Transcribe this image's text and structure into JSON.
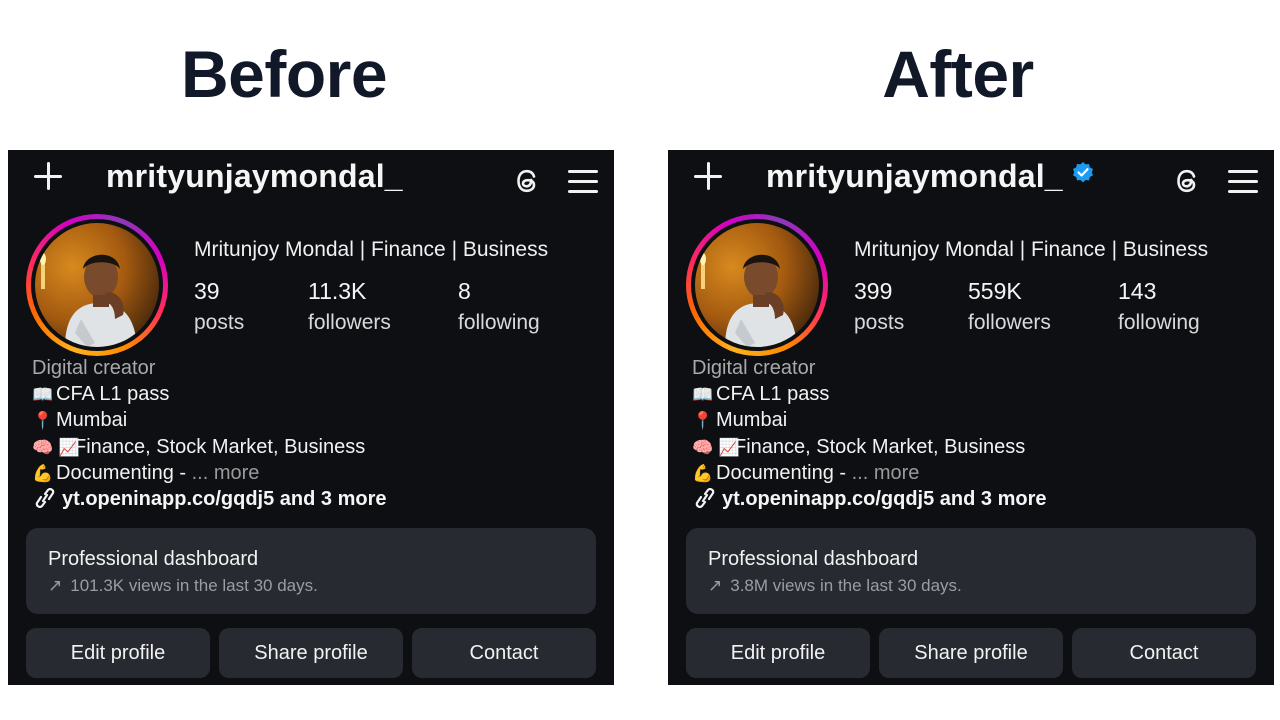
{
  "headings": {
    "before": "Before",
    "after": "After"
  },
  "before": {
    "username": "mrityunjaymondal_",
    "full_name": "Mritunjoy Mondal  | Finance | Business",
    "stats": [
      {
        "num": "39",
        "label": "posts"
      },
      {
        "num": "11.3K",
        "label": "followers"
      },
      {
        "num": "8",
        "label": "following"
      }
    ],
    "category": "Digital creator",
    "bio": [
      {
        "emoji": "📖",
        "text": "CFA L1 pass"
      },
      {
        "emoji": "📍",
        "text": "Mumbai"
      },
      {
        "emoji": "🧠 📈",
        "text": "Finance, Stock Market, Business"
      },
      {
        "emoji": "💪",
        "text": "Documenting - ",
        "more": "... more"
      }
    ],
    "link": "yt.openinapp.co/gqdj5 and 3 more",
    "dashboard": {
      "title": "Professional dashboard",
      "subtitle": "101.3K views in the last 30 days."
    },
    "buttons": {
      "edit": "Edit profile",
      "share": "Share profile",
      "contact": "Contact"
    }
  },
  "after": {
    "username": "mrityunjaymondal_",
    "verified": true,
    "full_name": "Mritunjoy Mondal  | Finance | Business",
    "stats": [
      {
        "num": "399",
        "label": "posts"
      },
      {
        "num": "559K",
        "label": "followers"
      },
      {
        "num": "143",
        "label": "following"
      }
    ],
    "category": "Digital creator",
    "bio": [
      {
        "emoji": "📖",
        "text": "CFA L1 pass"
      },
      {
        "emoji": "📍",
        "text": "Mumbai"
      },
      {
        "emoji": "🧠 📈",
        "text": "Finance, Stock Market, Business"
      },
      {
        "emoji": "💪",
        "text": "Documenting - ",
        "more": "... more"
      }
    ],
    "link": "yt.openinapp.co/gqdj5 and 3 more",
    "dashboard": {
      "title": "Professional dashboard",
      "subtitle": "3.8M views in the last 30 days."
    },
    "buttons": {
      "edit": "Edit profile",
      "share": "Share profile",
      "contact": "Contact"
    }
  },
  "colors": {
    "panel_bg": "#0d0f13",
    "card_bg": "#272a30",
    "verified_blue": "#1d9bf0",
    "heading": "#111827"
  },
  "icons": {
    "new_post": "plus-icon",
    "threads": "threads-icon",
    "menu": "hamburger-menu-icon",
    "link": "link-icon",
    "verified": "verified-badge-icon"
  }
}
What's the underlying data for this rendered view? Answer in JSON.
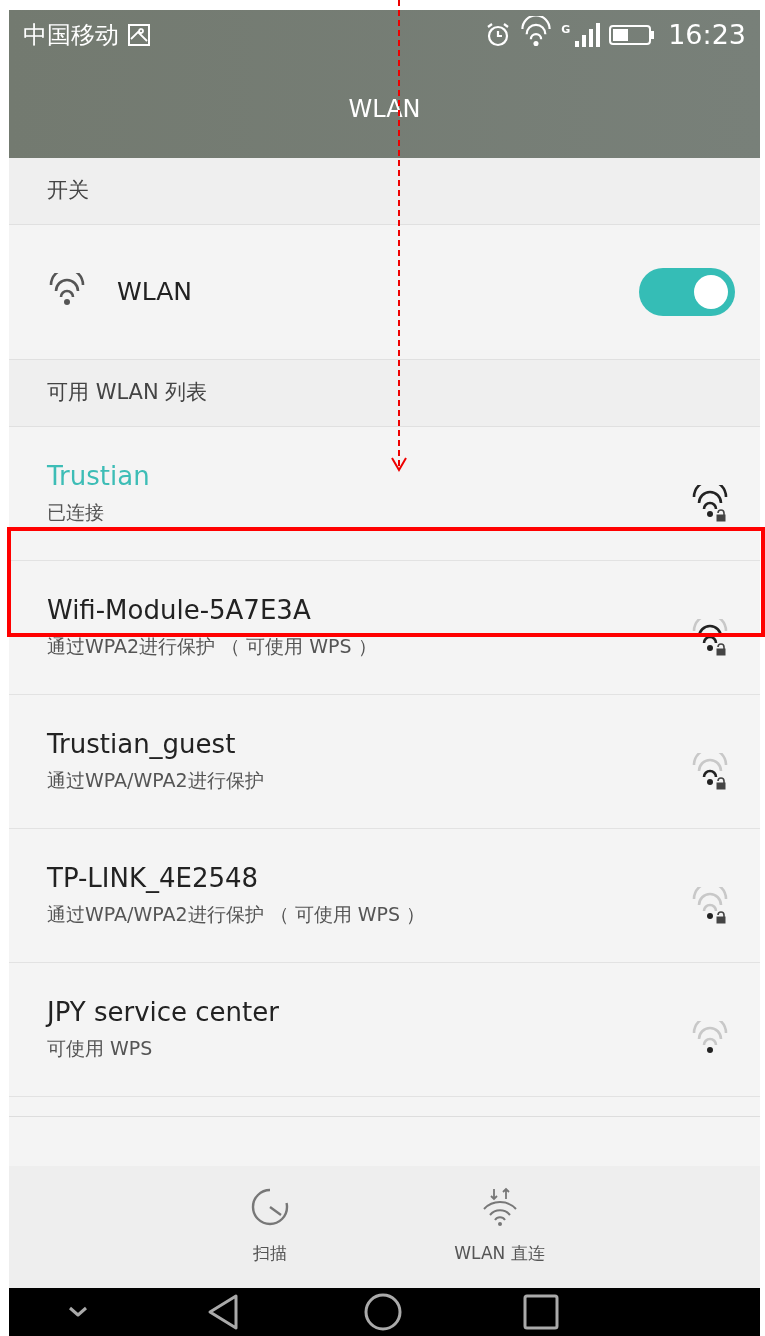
{
  "status_bar": {
    "carrier": "中国移动",
    "network_type": "G",
    "time": "16:23"
  },
  "title": "WLAN",
  "switch_section": {
    "header": "开关",
    "label": "WLAN",
    "on": true
  },
  "list_header": "可用 WLAN 列表",
  "networks": [
    {
      "name": "Trustian",
      "detail": "已连接",
      "connected": true,
      "secured": true,
      "kind": "full"
    },
    {
      "name": "Wifi-Module-5A7E3A",
      "detail": "通过WPA2进行保护 （ 可使用 WPS ）",
      "connected": false,
      "secured": true,
      "kind": "good"
    },
    {
      "name": "Trustian_guest",
      "detail": "通过WPA/WPA2进行保护",
      "connected": false,
      "secured": true,
      "kind": "fair"
    },
    {
      "name": "TP-LINK_4E2548",
      "detail": "通过WPA/WPA2进行保护 （ 可使用 WPS ）",
      "connected": false,
      "secured": true,
      "kind": "weak"
    },
    {
      "name": "JPY service center",
      "detail": "可使用 WPS",
      "connected": false,
      "secured": false,
      "kind": "weak"
    }
  ],
  "actions": [
    {
      "kind": "scan",
      "label": "扫描"
    },
    {
      "kind": "direct",
      "label": "WLAN 直连"
    }
  ],
  "annotations": {
    "pointer_arrow": true,
    "highlight_box": true
  }
}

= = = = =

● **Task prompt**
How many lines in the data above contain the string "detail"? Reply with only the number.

● **Exercise response**
5